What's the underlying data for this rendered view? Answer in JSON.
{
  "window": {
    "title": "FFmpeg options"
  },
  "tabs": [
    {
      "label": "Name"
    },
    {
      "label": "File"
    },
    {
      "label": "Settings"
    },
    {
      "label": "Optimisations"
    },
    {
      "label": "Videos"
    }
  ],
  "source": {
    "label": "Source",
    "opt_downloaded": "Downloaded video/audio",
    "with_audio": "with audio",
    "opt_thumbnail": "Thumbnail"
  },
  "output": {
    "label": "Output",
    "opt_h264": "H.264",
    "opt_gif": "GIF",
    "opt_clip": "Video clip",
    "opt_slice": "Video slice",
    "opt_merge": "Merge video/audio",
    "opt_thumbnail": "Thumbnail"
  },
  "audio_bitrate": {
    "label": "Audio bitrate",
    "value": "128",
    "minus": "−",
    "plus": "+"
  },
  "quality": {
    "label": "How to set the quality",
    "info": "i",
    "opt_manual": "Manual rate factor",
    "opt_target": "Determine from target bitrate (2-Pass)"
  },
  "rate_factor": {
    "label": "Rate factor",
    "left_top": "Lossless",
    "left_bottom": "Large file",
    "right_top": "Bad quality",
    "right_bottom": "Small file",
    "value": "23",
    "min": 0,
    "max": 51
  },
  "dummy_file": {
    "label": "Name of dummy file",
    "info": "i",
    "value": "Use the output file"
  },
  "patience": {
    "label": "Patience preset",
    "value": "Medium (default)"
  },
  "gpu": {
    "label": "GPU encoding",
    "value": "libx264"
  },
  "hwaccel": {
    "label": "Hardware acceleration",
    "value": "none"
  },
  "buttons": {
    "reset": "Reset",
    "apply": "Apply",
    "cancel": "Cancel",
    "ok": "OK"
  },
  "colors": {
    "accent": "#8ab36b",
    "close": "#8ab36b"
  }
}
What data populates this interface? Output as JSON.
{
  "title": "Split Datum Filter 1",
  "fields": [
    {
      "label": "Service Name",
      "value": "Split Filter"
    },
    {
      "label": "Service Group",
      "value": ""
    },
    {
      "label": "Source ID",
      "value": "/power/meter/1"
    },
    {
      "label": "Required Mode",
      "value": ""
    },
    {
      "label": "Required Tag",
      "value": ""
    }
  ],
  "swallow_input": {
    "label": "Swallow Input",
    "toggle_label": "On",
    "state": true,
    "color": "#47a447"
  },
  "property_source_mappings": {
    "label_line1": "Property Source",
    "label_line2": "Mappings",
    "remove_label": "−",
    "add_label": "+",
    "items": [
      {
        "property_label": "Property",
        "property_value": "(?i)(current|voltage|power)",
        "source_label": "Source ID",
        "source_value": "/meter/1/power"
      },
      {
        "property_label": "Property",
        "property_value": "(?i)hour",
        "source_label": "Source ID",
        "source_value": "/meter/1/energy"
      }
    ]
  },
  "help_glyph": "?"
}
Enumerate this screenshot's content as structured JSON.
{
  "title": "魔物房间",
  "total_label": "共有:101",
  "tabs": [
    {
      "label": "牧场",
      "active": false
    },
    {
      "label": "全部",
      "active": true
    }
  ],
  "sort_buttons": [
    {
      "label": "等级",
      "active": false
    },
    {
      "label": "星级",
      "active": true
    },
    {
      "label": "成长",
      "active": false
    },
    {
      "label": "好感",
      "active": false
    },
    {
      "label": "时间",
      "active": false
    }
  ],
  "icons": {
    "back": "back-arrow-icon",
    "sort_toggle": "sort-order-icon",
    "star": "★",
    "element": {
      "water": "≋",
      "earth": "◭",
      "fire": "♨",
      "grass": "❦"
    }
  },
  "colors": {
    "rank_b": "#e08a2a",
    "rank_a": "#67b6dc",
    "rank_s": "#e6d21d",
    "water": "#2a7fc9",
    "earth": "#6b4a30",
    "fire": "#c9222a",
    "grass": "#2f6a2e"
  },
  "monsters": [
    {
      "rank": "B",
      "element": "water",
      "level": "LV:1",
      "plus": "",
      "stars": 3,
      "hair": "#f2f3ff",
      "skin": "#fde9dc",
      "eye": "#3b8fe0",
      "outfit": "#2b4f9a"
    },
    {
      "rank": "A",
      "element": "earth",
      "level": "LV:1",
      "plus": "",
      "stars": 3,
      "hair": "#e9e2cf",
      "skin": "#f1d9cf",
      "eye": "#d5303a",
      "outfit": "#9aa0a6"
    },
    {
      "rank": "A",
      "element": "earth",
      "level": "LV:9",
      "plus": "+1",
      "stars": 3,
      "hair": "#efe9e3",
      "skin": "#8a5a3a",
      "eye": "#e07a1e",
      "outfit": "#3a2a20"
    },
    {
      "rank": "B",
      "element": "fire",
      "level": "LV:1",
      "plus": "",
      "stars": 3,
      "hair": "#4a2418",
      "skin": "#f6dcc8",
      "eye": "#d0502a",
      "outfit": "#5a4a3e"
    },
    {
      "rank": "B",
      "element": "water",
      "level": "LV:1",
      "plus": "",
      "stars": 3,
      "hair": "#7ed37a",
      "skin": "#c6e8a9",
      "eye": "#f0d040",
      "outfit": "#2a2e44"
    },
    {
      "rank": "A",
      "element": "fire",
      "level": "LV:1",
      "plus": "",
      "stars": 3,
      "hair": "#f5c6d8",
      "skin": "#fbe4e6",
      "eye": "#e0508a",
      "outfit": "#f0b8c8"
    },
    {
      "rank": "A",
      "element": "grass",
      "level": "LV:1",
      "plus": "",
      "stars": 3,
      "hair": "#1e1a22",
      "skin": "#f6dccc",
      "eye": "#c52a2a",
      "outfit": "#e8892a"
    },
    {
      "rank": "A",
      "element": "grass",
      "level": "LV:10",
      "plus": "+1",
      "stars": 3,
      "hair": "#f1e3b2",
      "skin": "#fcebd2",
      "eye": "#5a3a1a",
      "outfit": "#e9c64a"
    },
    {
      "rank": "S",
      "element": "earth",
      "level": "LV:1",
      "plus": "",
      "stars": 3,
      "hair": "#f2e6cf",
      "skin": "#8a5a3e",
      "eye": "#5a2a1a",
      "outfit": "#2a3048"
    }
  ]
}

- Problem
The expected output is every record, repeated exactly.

- Final answer
What's the underlying data for this rendered view? Answer in JSON.
{
  "window": {
    "title": "FFmpeg options"
  },
  "tabs": [
    {
      "label": "Name"
    },
    {
      "label": "File"
    },
    {
      "label": "Settings"
    },
    {
      "label": "Optimisations"
    },
    {
      "label": "Videos"
    }
  ],
  "source": {
    "label": "Source",
    "opt_downloaded": "Downloaded video/audio",
    "with_audio": "with audio",
    "opt_thumbnail": "Thumbnail"
  },
  "output": {
    "label": "Output",
    "opt_h264": "H.264",
    "opt_gif": "GIF",
    "opt_clip": "Video clip",
    "opt_slice": "Video slice",
    "opt_merge": "Merge video/audio",
    "opt_thumbnail": "Thumbnail"
  },
  "audio_bitrate": {
    "label": "Audio bitrate",
    "value": "128",
    "minus": "−",
    "plus": "+"
  },
  "quality": {
    "label": "How to set the quality",
    "info": "i",
    "opt_manual": "Manual rate factor",
    "opt_target": "Determine from target bitrate (2-Pass)"
  },
  "rate_factor": {
    "label": "Rate factor",
    "left_top": "Lossless",
    "left_bottom": "Large file",
    "right_top": "Bad quality",
    "right_bottom": "Small file",
    "value": "23",
    "min": 0,
    "max": 51
  },
  "dummy_file": {
    "label": "Name of dummy file",
    "info": "i",
    "value": "Use the output file"
  },
  "patience": {
    "label": "Patience preset",
    "value": "Medium (default)"
  },
  "gpu": {
    "label": "GPU encoding",
    "value": "libx264"
  },
  "hwaccel": {
    "label": "Hardware acceleration",
    "value": "none"
  },
  "buttons": {
    "reset": "Reset",
    "apply": "Apply",
    "cancel": "Cancel",
    "ok": "OK"
  },
  "colors": {
    "accent": "#8ab36b",
    "close": "#8ab36b"
  }
}
What data populates this interface? Output as JSON.
{
  "title": "Split Datum Filter 1",
  "fields": [
    {
      "label": "Service Name",
      "value": "Split Filter"
    },
    {
      "label": "Service Group",
      "value": ""
    },
    {
      "label": "Source ID",
      "value": "/power/meter/1"
    },
    {
      "label": "Required Mode",
      "value": ""
    },
    {
      "label": "Required Tag",
      "value": ""
    }
  ],
  "swallow_input": {
    "label": "Swallow Input",
    "toggle_label": "On",
    "state": true,
    "color": "#47a447"
  },
  "property_source_mappings": {
    "label_line1": "Property Source",
    "label_line2": "Mappings",
    "remove_label": "−",
    "add_label": "+",
    "items": [
      {
        "property_label": "Property",
        "property_value": "(?i)(current|voltage|power)",
        "source_label": "Source ID",
        "source_value": "/meter/1/power"
      },
      {
        "property_label": "Property",
        "property_value": "(?i)hour",
        "source_label": "Source ID",
        "source_value": "/meter/1/energy"
      }
    ]
  },
  "help_glyph": "?"
}
Enumerate this screenshot's content as structured JSON.
{
  "title": "魔物房间",
  "total_label": "共有:101",
  "tabs": [
    {
      "label": "牧场",
      "active": false
    },
    {
      "label": "全部",
      "active": true
    }
  ],
  "sort_buttons": [
    {
      "label": "等级",
      "active": false
    },
    {
      "label": "星级",
      "active": true
    },
    {
      "label": "成长",
      "active": false
    },
    {
      "label": "好感",
      "active": false
    },
    {
      "label": "时间",
      "active": false
    }
  ],
  "icons": {
    "back": "back-arrow-icon",
    "sort_toggle": "sort-order-icon",
    "star": "★",
    "element": {
      "water": "≋",
      "earth": "◭",
      "fire": "♨",
      "grass": "❦"
    }
  },
  "colors": {
    "rank_b": "#e08a2a",
    "rank_a": "#67b6dc",
    "rank_s": "#e6d21d",
    "water": "#2a7fc9",
    "earth": "#6b4a30",
    "fire": "#c9222a",
    "grass": "#2f6a2e"
  },
  "monsters": [
    {
      "rank": "B",
      "element": "water",
      "level": "LV:1",
      "plus": "",
      "stars": 3,
      "hair": "#f2f3ff",
      "skin": "#fde9dc",
      "eye": "#3b8fe0",
      "outfit": "#2b4f9a"
    },
    {
      "rank": "A",
      "element": "earth",
      "level": "LV:1",
      "plus": "",
      "stars": 3,
      "hair": "#e9e2cf",
      "skin": "#f1d9cf",
      "eye": "#d5303a",
      "outfit": "#9aa0a6"
    },
    {
      "rank": "A",
      "element": "earth",
      "level": "LV:9",
      "plus": "+1",
      "stars": 3,
      "hair": "#efe9e3",
      "skin": "#8a5a3a",
      "eye": "#e07a1e",
      "outfit": "#3a2a20"
    },
    {
      "rank": "B",
      "element": "fire",
      "level": "LV:1",
      "plus": "",
      "stars": 3,
      "hair": "#4a2418",
      "skin": "#f6dcc8",
      "eye": "#d0502a",
      "outfit": "#5a4a3e"
    },
    {
      "rank": "B",
      "element": "water",
      "level": "LV:1",
      "plus": "",
      "stars": 3,
      "hair": "#7ed37a",
      "skin": "#c6e8a9",
      "eye": "#f0d040",
      "outfit": "#2a2e44"
    },
    {
      "rank": "A",
      "element": "fire",
      "level": "LV:1",
      "plus": "",
      "stars": 3,
      "hair": "#f5c6d8",
      "skin": "#fbe4e6",
      "eye": "#e0508a",
      "outfit": "#f0b8c8"
    },
    {
      "rank": "A",
      "element": "grass",
      "level": "LV:1",
      "plus": "",
      "stars": 3,
      "hair": "#1e1a22",
      "skin": "#f6dccc",
      "eye": "#c52a2a",
      "outfit": "#e8892a"
    },
    {
      "rank": "A",
      "element": "grass",
      "level": "LV:10",
      "plus": "+1",
      "stars": 3,
      "hair": "#f1e3b2",
      "skin": "#fcebd2",
      "eye": "#5a3a1a",
      "outfit": "#e9c64a"
    },
    {
      "rank": "S",
      "element": "earth",
      "level": "LV:1",
      "plus": "",
      "stars": 3,
      "hair": "#f2e6cf",
      "skin": "#8a5a3e",
      "eye": "#5a2a1a",
      "outfit": "#2a3048"
    }
  ]
}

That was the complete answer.